Top of Dataset excerpts

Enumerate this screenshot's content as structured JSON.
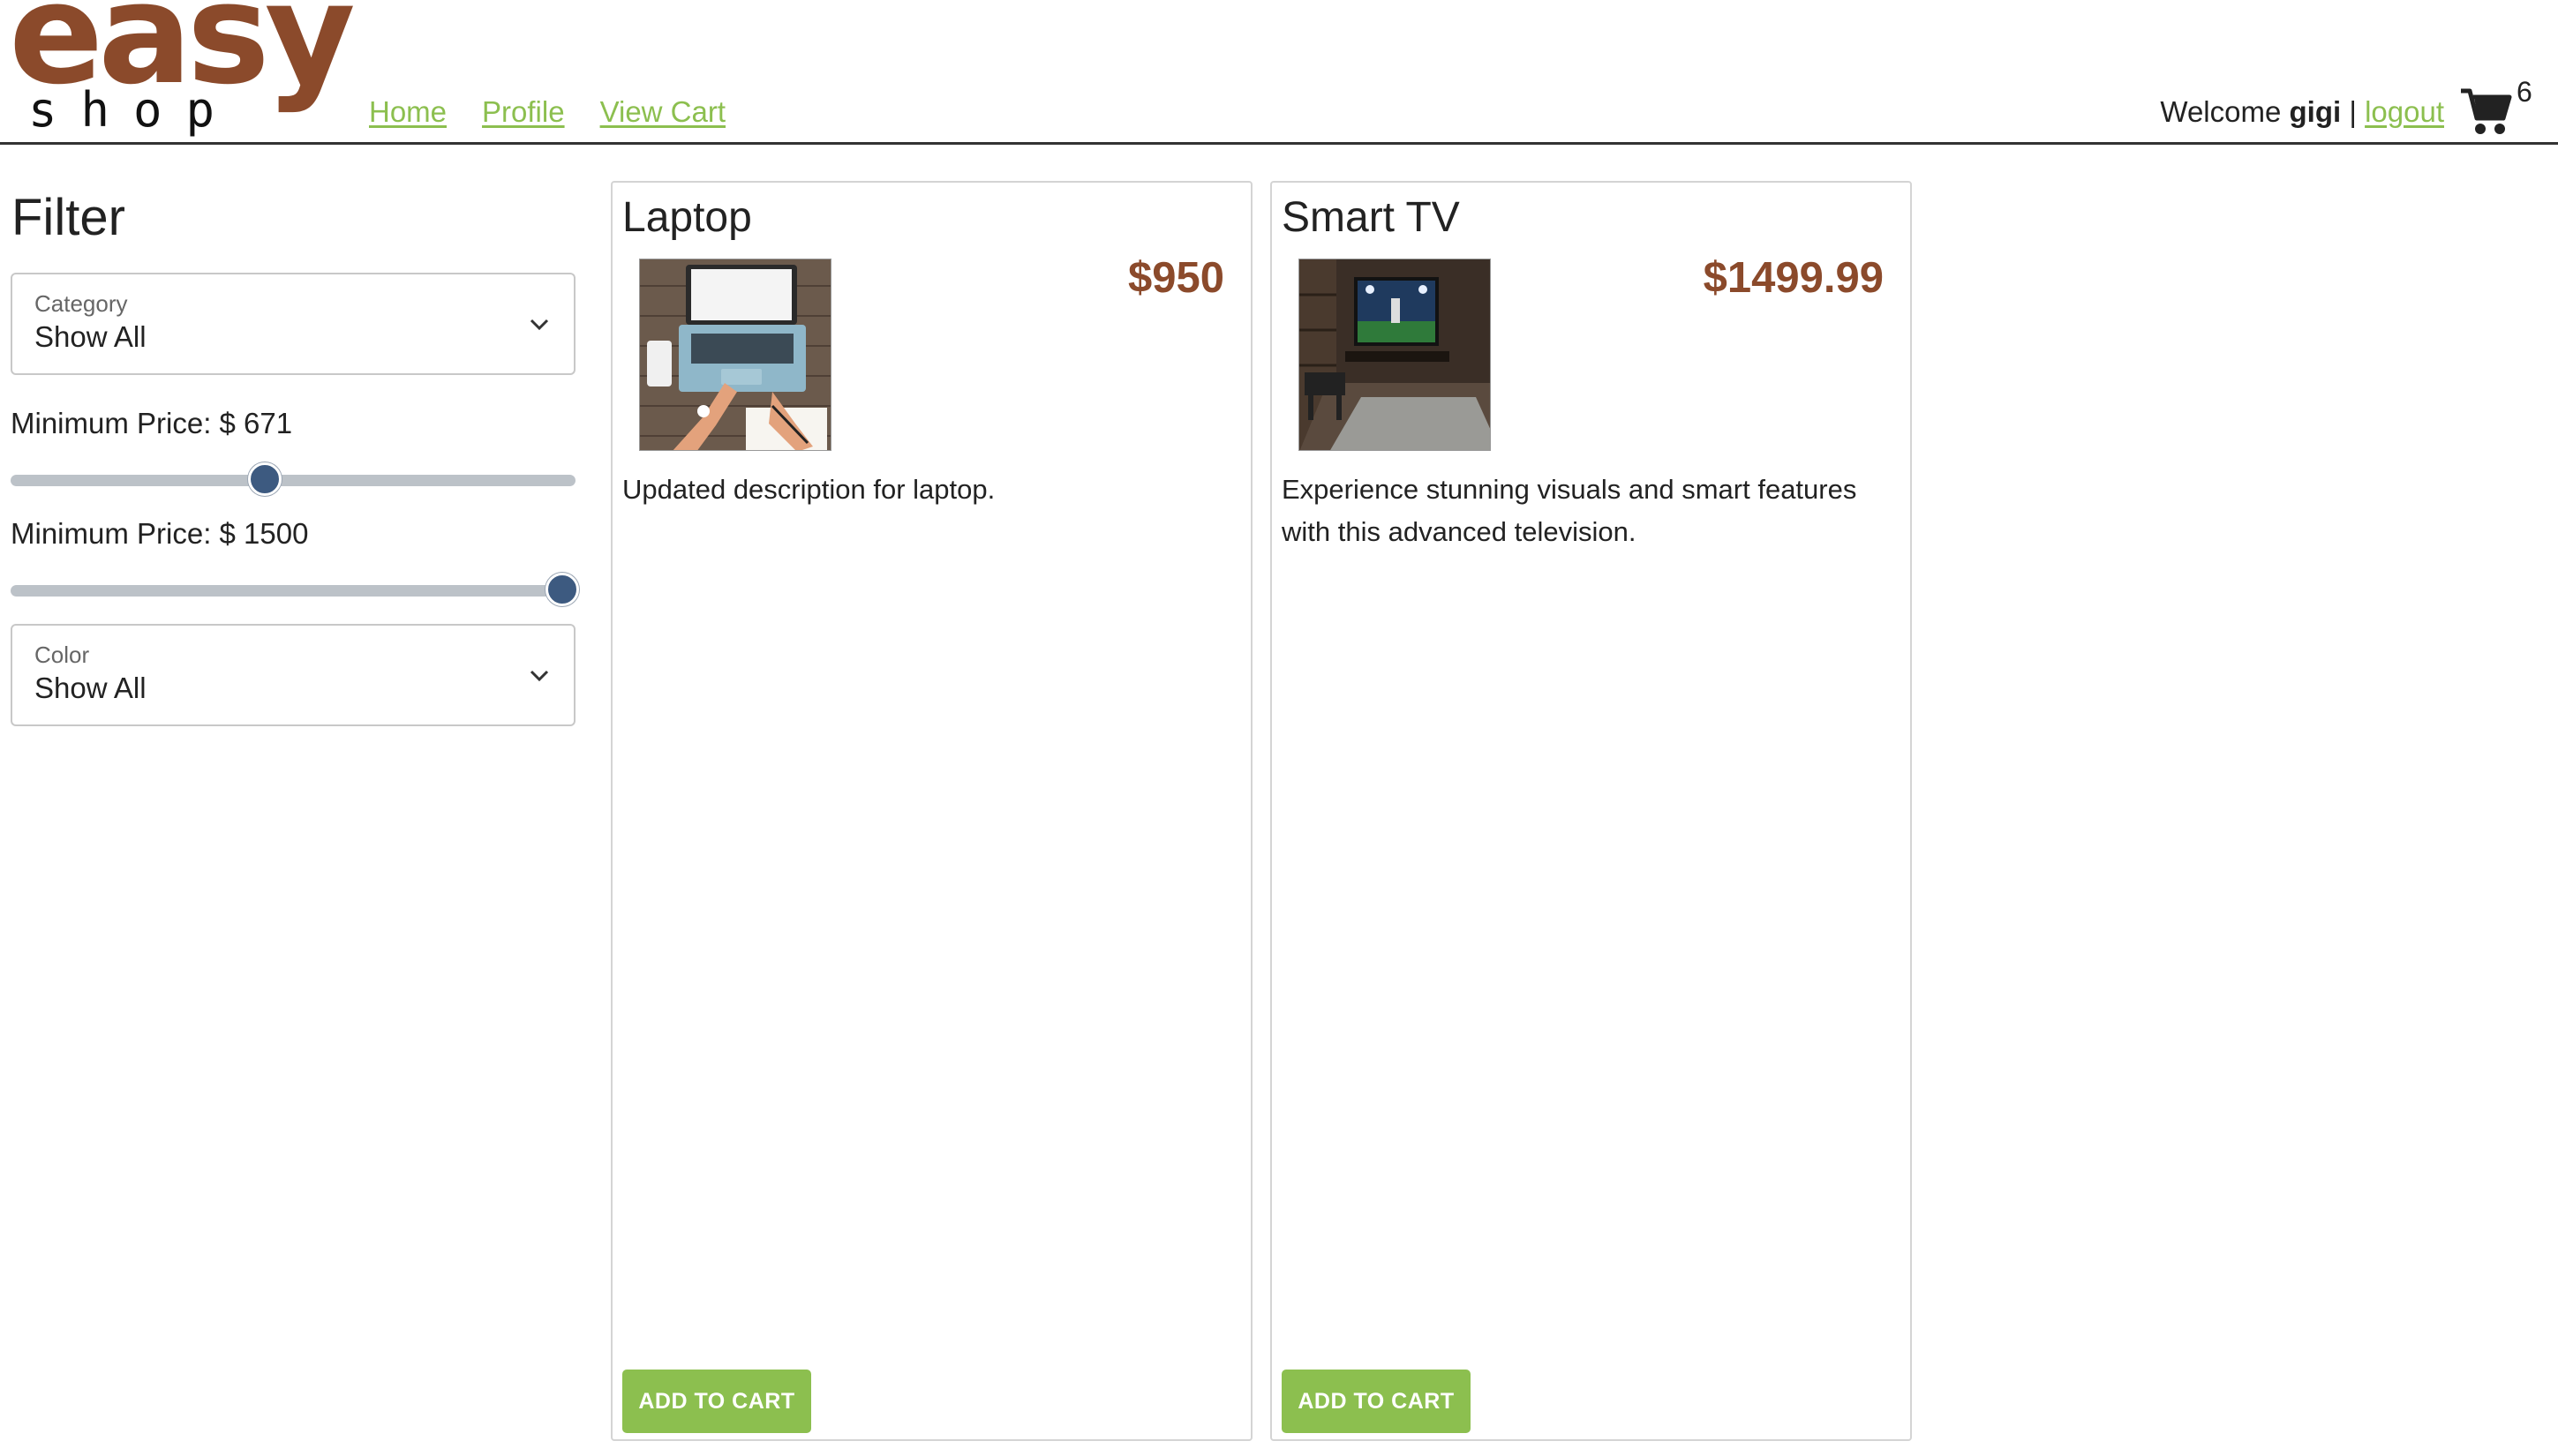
{
  "header": {
    "logo_top": "easy",
    "logo_bottom": "shop",
    "nav": [
      "Home",
      "Profile",
      "View Cart"
    ],
    "welcome_prefix": "Welcome ",
    "username": "gigi",
    "separator": " | ",
    "logout_label": "logout",
    "cart_icon": "shopping-cart-icon",
    "cart_count": "6"
  },
  "filter": {
    "title": "Filter",
    "category": {
      "label": "Category",
      "value": "Show All"
    },
    "min_price": {
      "label": "Minimum Price: $ 671",
      "value": 671,
      "slider_fraction": 0.45
    },
    "max_price": {
      "label": "Minimum Price: $ 1500",
      "value": 1500,
      "slider_fraction": 0.98
    },
    "color": {
      "label": "Color",
      "value": "Show All"
    }
  },
  "products": [
    {
      "name": "Laptop",
      "price": "$950",
      "description": "Updated description for laptop.",
      "button_label": "ADD TO CART"
    },
    {
      "name": "Smart TV",
      "price": "$1499.99",
      "description": "Experience stunning visuals and smart features with this advanced television.",
      "button_label": "ADD TO CART"
    }
  ],
  "colors": {
    "accent_green": "#8cbf4f",
    "brand_brown": "#8b4a2b",
    "slider_thumb": "#3d5a80"
  }
}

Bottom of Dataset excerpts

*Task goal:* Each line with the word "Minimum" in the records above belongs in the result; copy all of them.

*Task output:*
      "label": "Minimum Price: $ 671",
      "label": "Minimum Price: $ 1500",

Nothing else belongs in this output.